Covering an area of 1,309 km2 (505.4 sq mi), the park is home to a range of environments including coastline, tropical rainforest, dry desert and of course, geological wonders. Volcanic formations such as craters, lava tubes, geothermal vents, calderas and even flowing lava are extraordinary and exhilarating sights.
The many attractions of this National Park can be explored on foot or by car. More than half of the park is designated wilderness, and a number of fantastic trails offer hikers the chance to explore spectacular geological activity up close. Wildlife fans may have the opportunity to spot rare birds, Hawaiian Green Sea Turtles and beautiful plants. In 1792 the footprints of a warrior convoy were preserved in volcanic ash. These footprints can be seen via the Kau Desert Trail.
Taking the Crater Rim Drive is a popular tourist activity. This 17.7 km (11 mi) road around the summit of Kilauea passes through rainforest and desert, with stop-off points for short hikes and scenic views.
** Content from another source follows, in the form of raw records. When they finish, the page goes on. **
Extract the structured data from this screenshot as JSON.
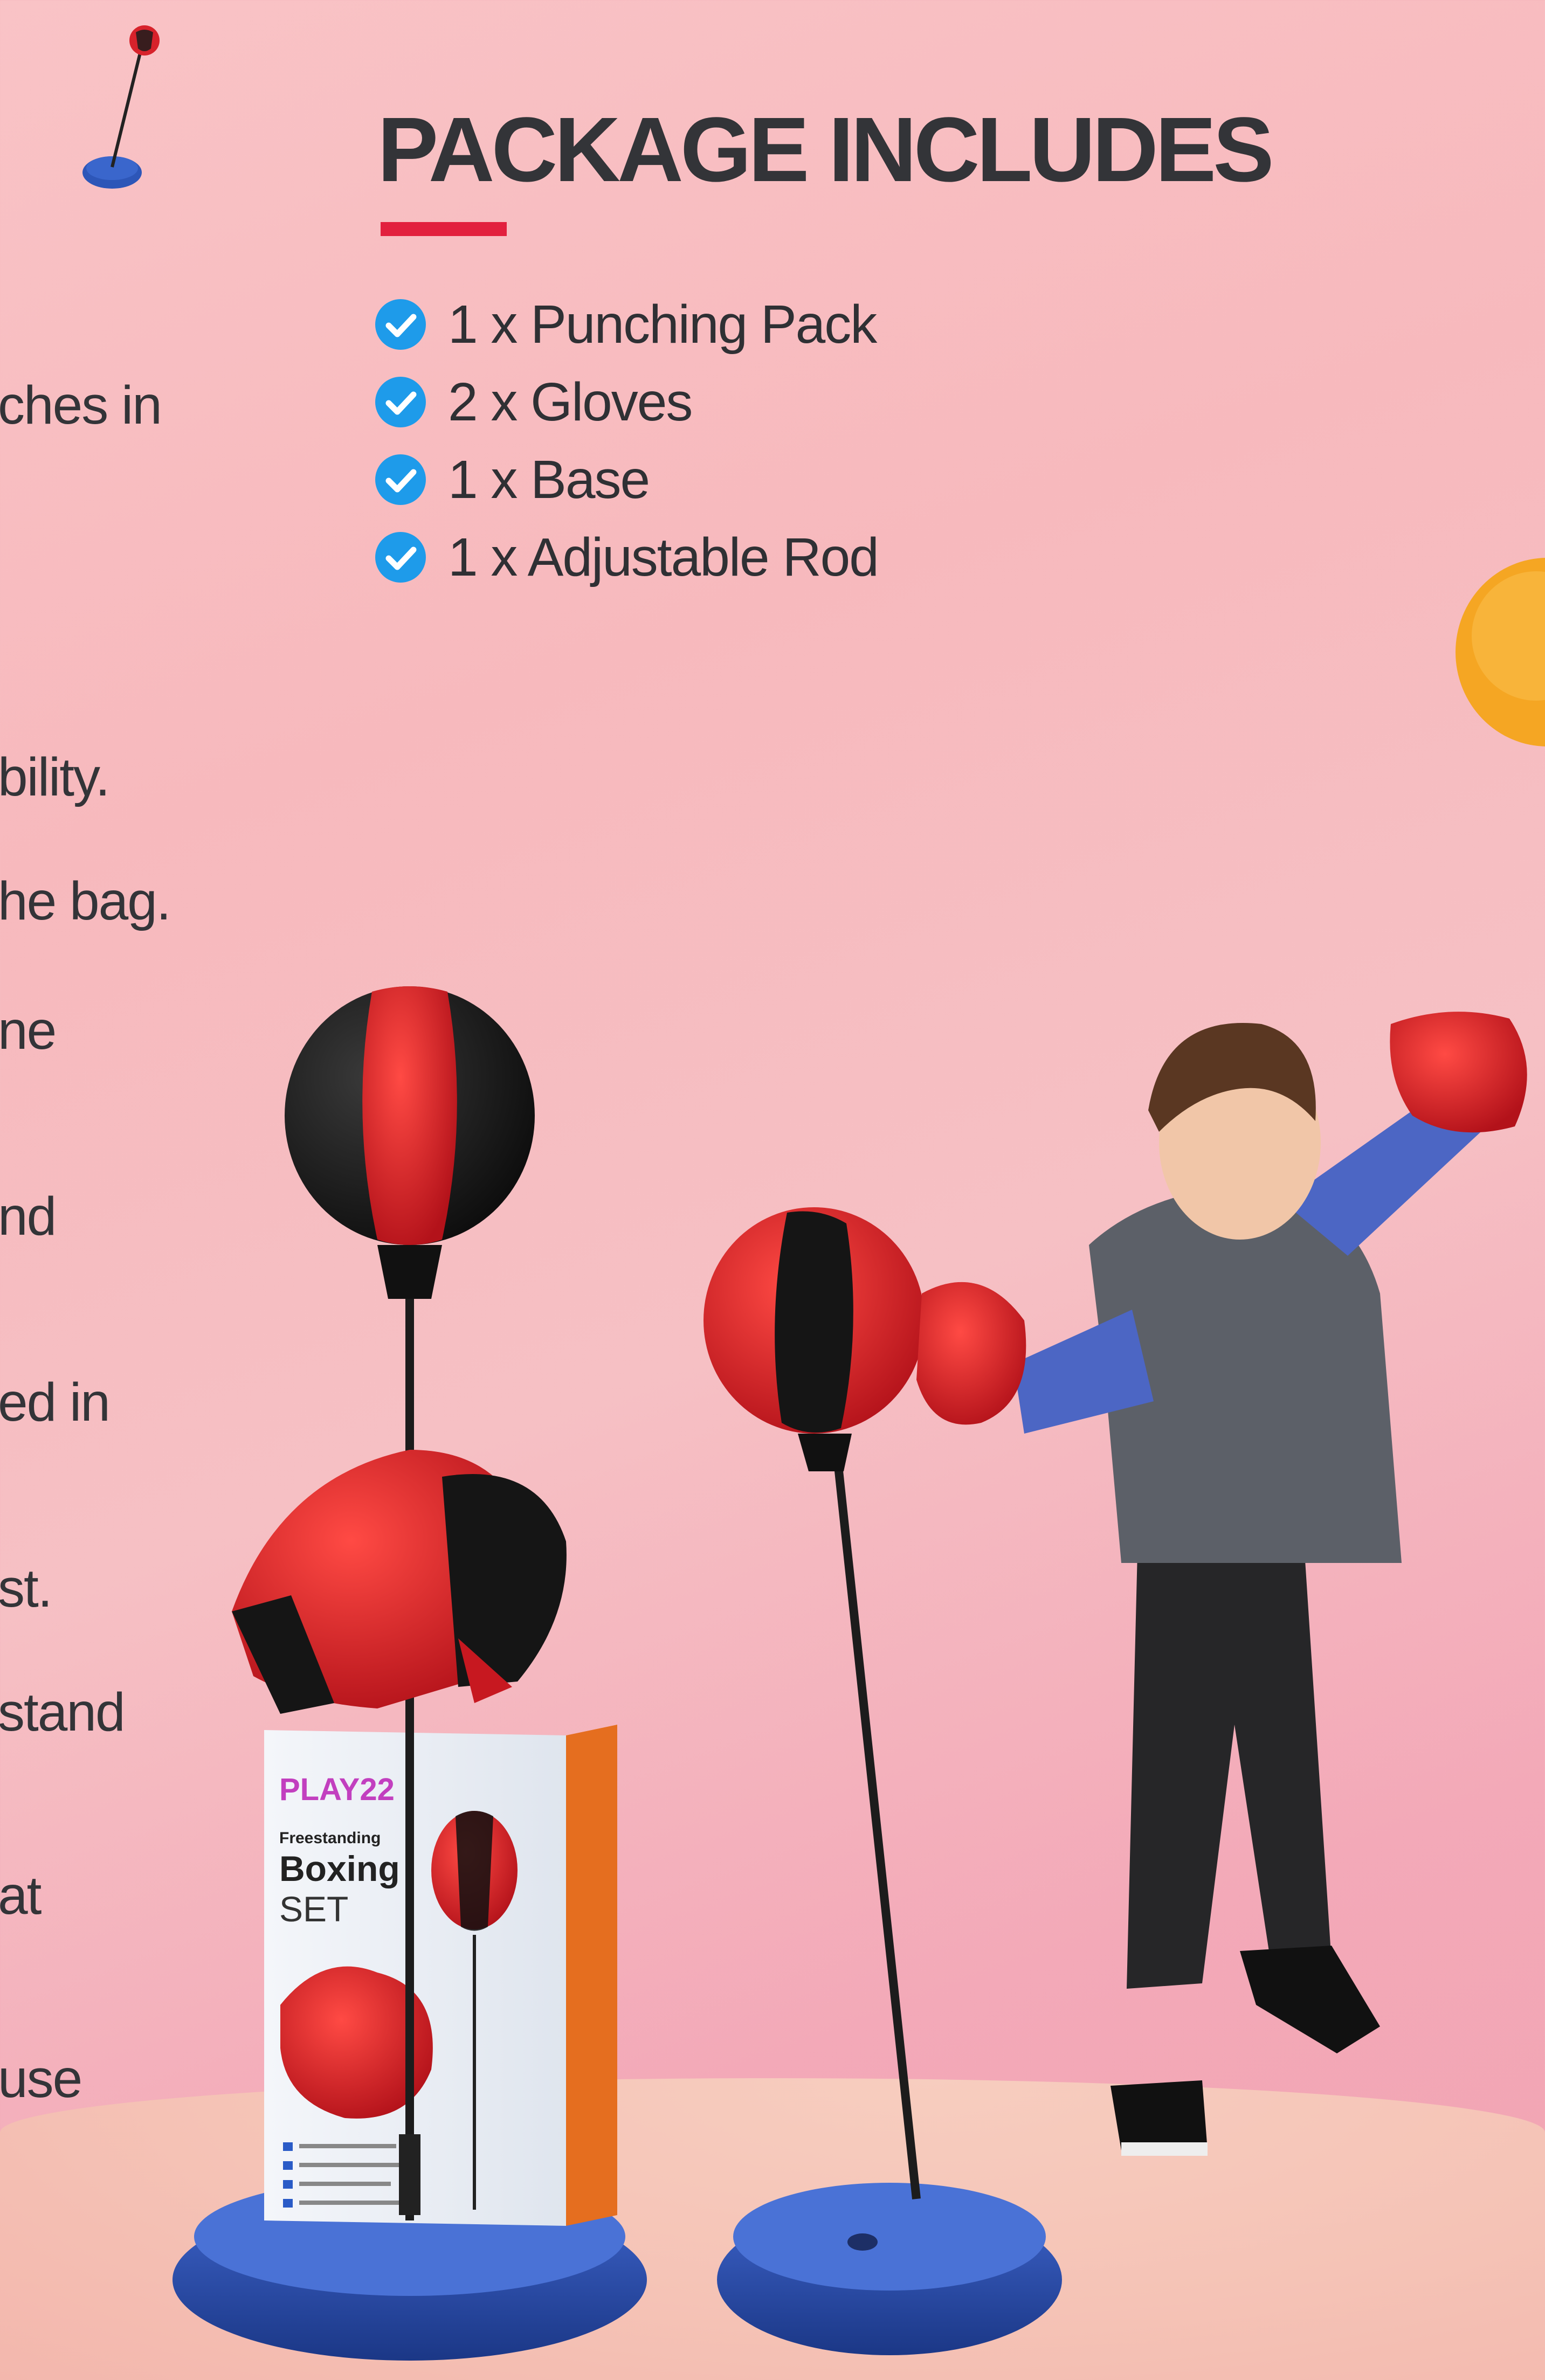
{
  "heading": "PACKAGE INCLUDES",
  "package_items": [
    "1 x Punching Pack",
    "2 x Gloves",
    "1 x Base",
    "1 x Adjustable Rod"
  ],
  "left_fragments": [
    "ches in",
    "bility.",
    "he bag.",
    "ne",
    "nd",
    "ed in",
    "st.",
    "stand",
    "at",
    "use"
  ],
  "box": {
    "brand": "PLAY22",
    "line1": "Freestanding",
    "line2": "Boxing",
    "line3": "SET"
  },
  "colors": {
    "accent_red": "#e2203e",
    "check_blue": "#1e9bea",
    "heading_dark": "#333438"
  },
  "icons": [
    "check-circle-icon"
  ]
}
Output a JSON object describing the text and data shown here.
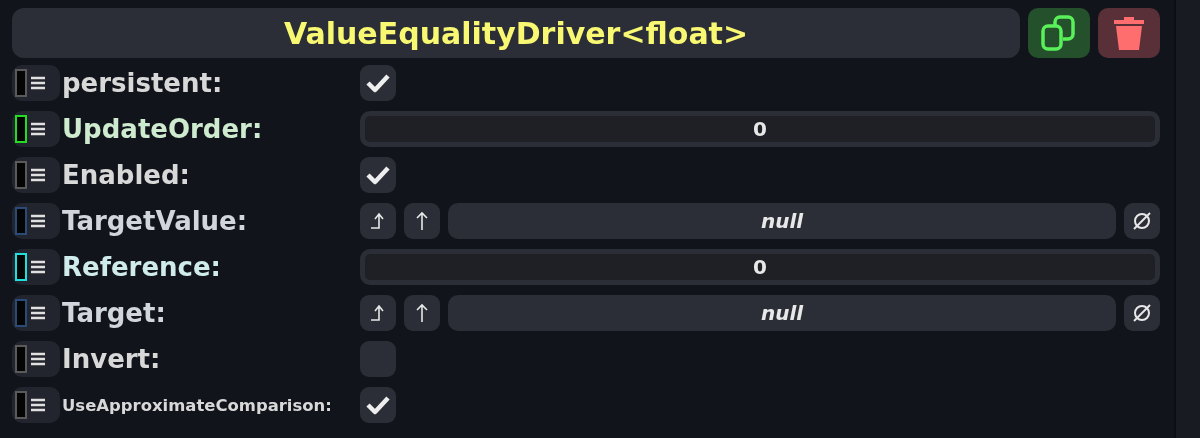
{
  "header": {
    "title": "ValueEqualityDriver<float>"
  },
  "fields": [
    {
      "kind": "checkbox",
      "label": "persistent:",
      "color": "#5a5a5a",
      "checked": true
    },
    {
      "kind": "number",
      "label": "UpdateOrder:",
      "color": "#22dd22",
      "value": "0"
    },
    {
      "kind": "checkbox",
      "label": "Enabled:",
      "color": "#5a5a5a",
      "checked": true
    },
    {
      "kind": "reference",
      "label": "TargetValue:",
      "color": "#2a4a7a",
      "value": "null"
    },
    {
      "kind": "number",
      "label": "Reference:",
      "color": "#22dddd",
      "value": "0"
    },
    {
      "kind": "reference",
      "label": "Target:",
      "color": "#2a4a7a",
      "value": "null"
    },
    {
      "kind": "checkbox",
      "label": "Invert:",
      "color": "#5a5a5a",
      "checked": false
    },
    {
      "kind": "checkbox",
      "label": "UseApproximateComparison:",
      "color": "#5a5a5a",
      "checked": true
    }
  ]
}
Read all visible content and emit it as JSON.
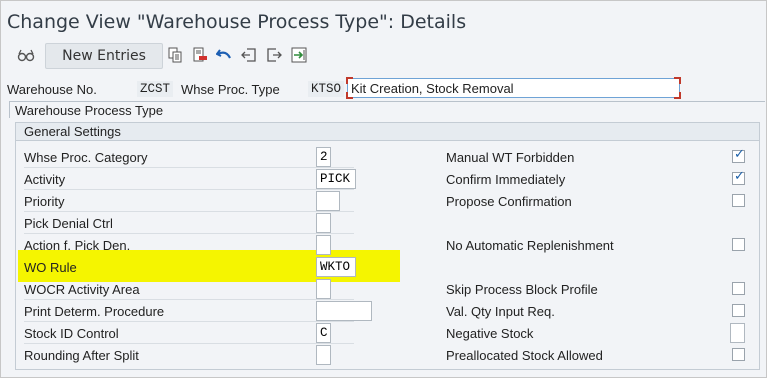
{
  "title": "Change View \"Warehouse Process Type\": Details",
  "toolbar": {
    "new_entries": "New Entries",
    "icons": [
      "glasses-icon",
      "copy-icon",
      "delete-icon",
      "undo-icon",
      "previous-entry-icon",
      "next-entry-icon",
      "transport-icon"
    ]
  },
  "keys": {
    "warehouse_label": "Warehouse No.",
    "warehouse_value": "ZCST",
    "proc_type_label": "Whse Proc. Type",
    "proc_type_value": "KTSO",
    "description": "Kit Creation, Stock Removal"
  },
  "tab_label": "Warehouse Process Type",
  "group_title": "General Settings",
  "left_rows": [
    {
      "label": "Whse Proc. Category",
      "value": "2"
    },
    {
      "label": "Activity",
      "value": "PICK"
    },
    {
      "label": "Priority",
      "value": ""
    },
    {
      "label": "Pick Denial Ctrl",
      "value": ""
    },
    {
      "label": "Action f. Pick Den.",
      "value": ""
    },
    {
      "label": "WO Rule",
      "value": "WKTO"
    },
    {
      "label": "WOCR Activity Area",
      "value": ""
    },
    {
      "label": "Print Determ. Procedure",
      "value": ""
    },
    {
      "label": "Stock ID Control",
      "value": "C"
    },
    {
      "label": "Rounding After Split",
      "value": ""
    }
  ],
  "right_rows": [
    {
      "label": "Manual WT Forbidden",
      "checked": true
    },
    {
      "label": "Confirm Immediately",
      "checked": true
    },
    {
      "label": "Propose Confirmation",
      "checked": false
    },
    {
      "label": "",
      "checked": null
    },
    {
      "label": "No Automatic Replenishment",
      "checked": false
    },
    {
      "label": "",
      "checked": null
    },
    {
      "label": "Skip Process Block Profile",
      "checked": false
    },
    {
      "label": "Val. Qty Input Req.",
      "checked": false
    },
    {
      "label": "Negative Stock",
      "checked": null
    },
    {
      "label": "Preallocated Stock Allowed",
      "checked": false
    }
  ],
  "colors": {
    "highlight": "#f5f500",
    "check": "#1b5fa8"
  }
}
Another worthwhile tour is the Chain of Craters Road. This 32 km (20 mi) road descends 3,700 feet, ending where a lava flow cut off the road. Volcanic activity is unpredictable, but lucky visitors may witness an active lava flow from the end of the road. The Hawai'i Volcano Observatory offers information about current activity if you’re looking for the best chances of viewing this remarkable force of nature.